Our pattern was to provide political information integrated with biblical texts, a brief address, calls for action, and finally, discussion with the gathered congregation. The basic elements of all subsequent Evensongs were informatin, meditation, and action. (38)
Below is a confession of faith that she shared at one such event on October 1, 1968 in Cologne, which roused no small amount of critique (including at least one charge of heresy). i have no doubt that many in our pews would sit uneasy if this were read aloud in our church serviices. But whatever we make of it, it is certainly a great example of theological statements that are also political ones!
CREDO I believe in God who created the world not ready made like a thing that must forever stay what it is who does not govern according to eternal laws that have perpetual validity nor according to natural orders of poor and rich, experts and ignoramuses, people who dominate and people subjected. I believe in God who desires the counter-argument of the living and the alteration of every condition through our work through our politics.
I believe in Jesus Christ who was right when he “as an individual who can’t do anything” just like us worked to alter every condition and came to grief in so doing Looking to him I discern how our intelligence is crippled, our imagination suffocates, and our exertion is in vain because we do not live as he did
Every day I am afraid that he died for nothing because he is buried in our churches, because we have betrayed his revolution in our obedience to and fear of the authorities.
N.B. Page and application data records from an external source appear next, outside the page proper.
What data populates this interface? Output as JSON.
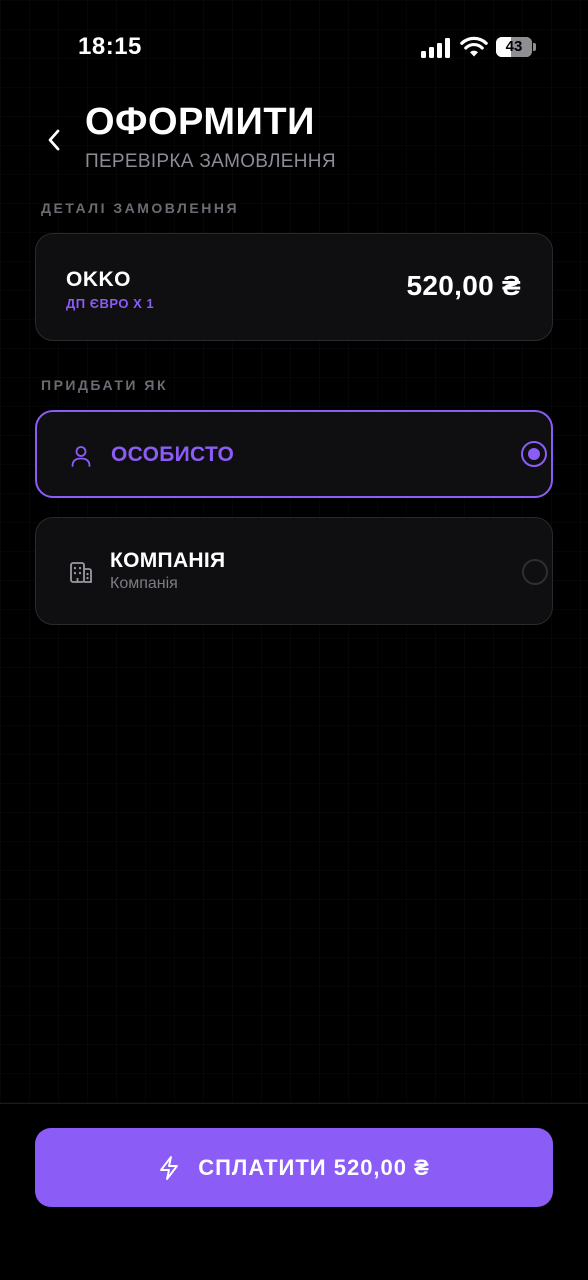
{
  "status_bar": {
    "time": "18:15",
    "battery_level": "43",
    "battery_fraction": 0.43
  },
  "header": {
    "title": "ОФОРМИТИ",
    "subtitle": "ПЕРЕВІРКА ЗАМОВЛЕННЯ",
    "back_icon": "chevron-left-icon"
  },
  "order_details": {
    "section_label": "ДЕТАЛІ ЗАМОВЛЕННЯ",
    "merchant": "OKKO",
    "item": "ДП ЄВРО Х 1",
    "price": "520,00 ₴"
  },
  "purchase_as": {
    "section_label": "ПРИДБАТИ ЯК",
    "options": [
      {
        "label": "ОСОБИСТО",
        "sub": "",
        "icon": "user-icon",
        "selected": true
      },
      {
        "label": "КОМПАНІЯ",
        "sub": "Компанія",
        "icon": "building-icon",
        "selected": false
      }
    ]
  },
  "pay_button": {
    "label": "СПЛАТИТИ 520,00 ₴",
    "icon": "lightning-icon"
  },
  "colors": {
    "accent": "#8b5cf6",
    "background": "#000000",
    "card": "#0f0f11"
  }
}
I believe in Jesus Christ who is resurrected into our life so that we shall be free from prejudice and presumptuousness from fear and hate and push his revolution onward and toward his reign
I believe in the Spirit who came into the world with Jesus, in the communion of all peoples and our responsibility for what will become of our earth: a valley of tears, hunger, and violence or the city of God. I believe in the just peace that can be created, in the possibility of meaningful life for all humankind, in the future of this world of God. Amen (39-40)
“Metz is always good for a surprise”
Until now, my (very limited) exposure to Johann Baptist Metz has been pretty much entirely second hand. I have known that, along with Jürgen Moltmann and Dorothee Sölle, Metz is considered to be something of a founder of what is called “political theology”. John Cobb interacts with these three theologians almost exclusively in his book, Process Theology as Political Theology, which is available to read online in its entirety via Religion Online. For these three theologians (all of whom come from Germany and are members of the generation that was coming of age under the Nazi regime), the events of WWII had a framing effect on their theological development.